Why the growing interest in senior dogs? Grey Muzzle reports that more people are open to the idea of adopting an older dog, and they recognize the benefits of bringing a calm, well-trained, and adaptable dog into the family.
Grey Muzzle provides grants to organizations that assist at-risk senior dogs (including the FACE Foundation!) and they surveyed 30 grant recipients that helped dogs in 2016. Here are the key findings:
- Two thirds of respondents reported that the situation for homeless senior dogs has improved over the last 2 years.
- 80% of the respondents said they have seen positive changes in the public’s perception of senior dogs.
- The majority of senior dog adopters choose older dogs for altruistic reasons…to provide them with a comfortable home for their remaining years.
- One half of the respondents said that more younger people are seeking out senior dogs. Social media may be a factor…seeing pictures of dogs they want to help, and also the “trendiness” dynamic.
- Two thirds of survey respondents report that senior humans are still the most likely adopters of senior dogs, since a low-key pup is just the thing for humans who have slowed down a bit.
- Most respondents agree that the main factors in not adopting a senior dog are fears of the dog passing away quickly, and also high veterinary bills.

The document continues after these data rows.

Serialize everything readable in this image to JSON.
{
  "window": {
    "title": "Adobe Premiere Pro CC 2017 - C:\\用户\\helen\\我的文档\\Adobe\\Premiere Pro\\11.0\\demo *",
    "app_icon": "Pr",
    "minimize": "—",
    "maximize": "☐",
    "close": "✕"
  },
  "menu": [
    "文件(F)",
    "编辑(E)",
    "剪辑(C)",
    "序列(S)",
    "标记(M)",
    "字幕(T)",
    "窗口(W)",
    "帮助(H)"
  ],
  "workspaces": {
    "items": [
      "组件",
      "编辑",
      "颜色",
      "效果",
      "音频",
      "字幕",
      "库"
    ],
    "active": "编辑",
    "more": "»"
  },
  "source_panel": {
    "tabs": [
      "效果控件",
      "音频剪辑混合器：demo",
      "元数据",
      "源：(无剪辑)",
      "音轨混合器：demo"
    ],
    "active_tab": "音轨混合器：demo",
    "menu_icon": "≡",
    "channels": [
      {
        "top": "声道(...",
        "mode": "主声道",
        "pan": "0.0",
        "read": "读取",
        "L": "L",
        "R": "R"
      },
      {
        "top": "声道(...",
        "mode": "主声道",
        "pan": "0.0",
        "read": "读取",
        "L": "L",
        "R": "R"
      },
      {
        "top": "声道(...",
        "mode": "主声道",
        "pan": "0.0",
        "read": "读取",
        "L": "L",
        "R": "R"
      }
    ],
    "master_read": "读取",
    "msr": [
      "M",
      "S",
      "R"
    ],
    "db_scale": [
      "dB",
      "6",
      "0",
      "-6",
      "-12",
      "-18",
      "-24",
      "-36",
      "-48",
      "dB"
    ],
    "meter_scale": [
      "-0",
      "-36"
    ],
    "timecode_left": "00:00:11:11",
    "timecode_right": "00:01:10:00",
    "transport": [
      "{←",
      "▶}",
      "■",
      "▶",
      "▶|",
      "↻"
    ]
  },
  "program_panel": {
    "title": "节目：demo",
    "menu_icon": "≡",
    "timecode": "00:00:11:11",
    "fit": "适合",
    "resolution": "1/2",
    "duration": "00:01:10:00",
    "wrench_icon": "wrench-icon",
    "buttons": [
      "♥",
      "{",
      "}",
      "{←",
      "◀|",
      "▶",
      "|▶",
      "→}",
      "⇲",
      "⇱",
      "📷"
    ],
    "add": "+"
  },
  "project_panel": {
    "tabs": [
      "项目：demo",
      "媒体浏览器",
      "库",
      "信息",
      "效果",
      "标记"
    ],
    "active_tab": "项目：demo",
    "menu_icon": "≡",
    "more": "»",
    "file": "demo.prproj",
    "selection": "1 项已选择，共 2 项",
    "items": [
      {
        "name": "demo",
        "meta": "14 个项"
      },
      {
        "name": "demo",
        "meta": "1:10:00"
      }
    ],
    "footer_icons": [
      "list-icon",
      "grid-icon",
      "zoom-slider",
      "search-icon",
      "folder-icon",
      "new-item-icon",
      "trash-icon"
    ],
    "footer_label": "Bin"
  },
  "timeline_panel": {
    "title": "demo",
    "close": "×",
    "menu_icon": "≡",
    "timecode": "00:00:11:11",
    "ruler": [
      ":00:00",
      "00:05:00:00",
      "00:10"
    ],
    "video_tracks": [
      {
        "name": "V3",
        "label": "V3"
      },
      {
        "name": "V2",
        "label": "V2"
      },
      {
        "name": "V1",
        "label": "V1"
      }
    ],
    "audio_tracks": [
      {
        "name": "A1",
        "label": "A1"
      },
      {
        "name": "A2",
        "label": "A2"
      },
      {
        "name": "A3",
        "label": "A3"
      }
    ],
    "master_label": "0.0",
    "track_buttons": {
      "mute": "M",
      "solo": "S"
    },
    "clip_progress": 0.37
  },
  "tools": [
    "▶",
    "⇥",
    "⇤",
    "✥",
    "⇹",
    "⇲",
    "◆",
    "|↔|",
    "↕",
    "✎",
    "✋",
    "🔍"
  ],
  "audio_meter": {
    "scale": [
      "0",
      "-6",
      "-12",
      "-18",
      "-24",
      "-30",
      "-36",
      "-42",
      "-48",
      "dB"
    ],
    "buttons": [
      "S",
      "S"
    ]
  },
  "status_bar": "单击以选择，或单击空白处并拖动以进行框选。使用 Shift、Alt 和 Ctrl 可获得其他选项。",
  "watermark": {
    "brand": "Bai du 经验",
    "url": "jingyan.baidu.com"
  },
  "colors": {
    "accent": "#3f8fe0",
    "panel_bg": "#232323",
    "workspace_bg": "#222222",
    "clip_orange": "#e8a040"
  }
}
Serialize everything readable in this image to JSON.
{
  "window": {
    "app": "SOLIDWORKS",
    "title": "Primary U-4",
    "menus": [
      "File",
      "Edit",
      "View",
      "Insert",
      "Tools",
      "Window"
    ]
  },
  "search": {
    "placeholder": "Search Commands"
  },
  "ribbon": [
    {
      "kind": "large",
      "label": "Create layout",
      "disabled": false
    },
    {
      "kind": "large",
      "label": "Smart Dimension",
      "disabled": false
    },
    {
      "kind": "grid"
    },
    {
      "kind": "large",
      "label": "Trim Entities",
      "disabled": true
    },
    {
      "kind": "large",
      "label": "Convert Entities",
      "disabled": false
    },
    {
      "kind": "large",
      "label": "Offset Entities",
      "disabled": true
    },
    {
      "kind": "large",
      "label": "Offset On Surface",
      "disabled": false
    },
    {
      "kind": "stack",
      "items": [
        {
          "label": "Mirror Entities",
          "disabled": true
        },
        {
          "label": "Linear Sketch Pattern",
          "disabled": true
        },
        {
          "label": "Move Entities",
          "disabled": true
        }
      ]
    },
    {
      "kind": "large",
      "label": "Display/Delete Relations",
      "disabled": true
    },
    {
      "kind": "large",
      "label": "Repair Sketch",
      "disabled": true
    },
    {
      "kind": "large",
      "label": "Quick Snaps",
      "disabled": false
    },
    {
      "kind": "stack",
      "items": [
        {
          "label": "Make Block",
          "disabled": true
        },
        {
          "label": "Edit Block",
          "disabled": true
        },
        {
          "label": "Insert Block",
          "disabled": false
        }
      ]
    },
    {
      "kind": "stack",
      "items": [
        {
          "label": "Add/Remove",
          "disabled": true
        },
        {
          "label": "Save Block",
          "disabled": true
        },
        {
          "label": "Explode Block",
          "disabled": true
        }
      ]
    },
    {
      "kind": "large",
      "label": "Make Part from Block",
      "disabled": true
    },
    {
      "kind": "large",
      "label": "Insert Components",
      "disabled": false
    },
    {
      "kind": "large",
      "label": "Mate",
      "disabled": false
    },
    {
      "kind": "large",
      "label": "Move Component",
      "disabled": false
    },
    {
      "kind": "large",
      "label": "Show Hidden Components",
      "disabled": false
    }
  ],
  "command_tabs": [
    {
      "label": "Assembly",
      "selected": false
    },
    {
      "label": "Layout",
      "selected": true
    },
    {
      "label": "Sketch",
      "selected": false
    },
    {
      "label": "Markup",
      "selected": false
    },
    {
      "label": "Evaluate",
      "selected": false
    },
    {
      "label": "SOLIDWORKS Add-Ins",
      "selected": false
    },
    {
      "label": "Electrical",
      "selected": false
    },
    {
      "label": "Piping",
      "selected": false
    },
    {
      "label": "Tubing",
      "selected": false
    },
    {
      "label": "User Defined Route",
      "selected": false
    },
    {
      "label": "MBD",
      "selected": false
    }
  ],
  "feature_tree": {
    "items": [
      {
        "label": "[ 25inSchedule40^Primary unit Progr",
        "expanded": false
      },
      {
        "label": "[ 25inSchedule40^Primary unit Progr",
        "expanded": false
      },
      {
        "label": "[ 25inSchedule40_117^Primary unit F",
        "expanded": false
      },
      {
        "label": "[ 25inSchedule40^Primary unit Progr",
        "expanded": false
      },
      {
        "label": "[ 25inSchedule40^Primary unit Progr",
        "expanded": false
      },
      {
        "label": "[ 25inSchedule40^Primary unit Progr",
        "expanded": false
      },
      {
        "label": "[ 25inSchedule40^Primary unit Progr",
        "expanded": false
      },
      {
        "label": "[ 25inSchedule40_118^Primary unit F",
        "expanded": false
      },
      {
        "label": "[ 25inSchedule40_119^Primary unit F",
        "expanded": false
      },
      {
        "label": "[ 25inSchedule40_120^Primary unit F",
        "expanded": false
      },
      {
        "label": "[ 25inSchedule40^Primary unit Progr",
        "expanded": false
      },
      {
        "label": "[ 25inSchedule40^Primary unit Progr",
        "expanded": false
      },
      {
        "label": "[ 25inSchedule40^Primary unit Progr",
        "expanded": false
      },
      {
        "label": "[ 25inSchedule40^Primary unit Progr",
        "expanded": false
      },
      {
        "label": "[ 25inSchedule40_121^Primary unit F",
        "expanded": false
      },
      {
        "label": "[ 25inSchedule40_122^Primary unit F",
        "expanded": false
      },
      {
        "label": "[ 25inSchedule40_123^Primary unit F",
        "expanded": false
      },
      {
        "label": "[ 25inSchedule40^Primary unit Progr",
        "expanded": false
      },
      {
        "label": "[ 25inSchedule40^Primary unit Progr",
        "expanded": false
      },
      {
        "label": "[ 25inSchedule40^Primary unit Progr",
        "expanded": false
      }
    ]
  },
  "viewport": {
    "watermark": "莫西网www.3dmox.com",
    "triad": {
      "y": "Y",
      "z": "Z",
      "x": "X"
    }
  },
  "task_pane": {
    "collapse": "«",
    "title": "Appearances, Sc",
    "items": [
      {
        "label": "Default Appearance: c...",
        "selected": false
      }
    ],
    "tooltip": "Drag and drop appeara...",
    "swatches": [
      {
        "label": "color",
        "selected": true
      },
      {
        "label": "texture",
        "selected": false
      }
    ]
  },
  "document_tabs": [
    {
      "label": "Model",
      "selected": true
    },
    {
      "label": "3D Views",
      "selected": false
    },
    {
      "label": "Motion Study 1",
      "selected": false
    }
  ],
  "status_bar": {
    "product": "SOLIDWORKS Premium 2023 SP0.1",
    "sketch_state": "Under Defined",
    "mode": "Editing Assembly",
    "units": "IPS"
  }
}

Advocates note that the word “senior” can be used for dogs as young as 7. For many, that’s just middle age. As for vet bills, Grey Muzzle notes that they and their grantees (like FACE) provide assistance for veterinary care to qualified pet owners.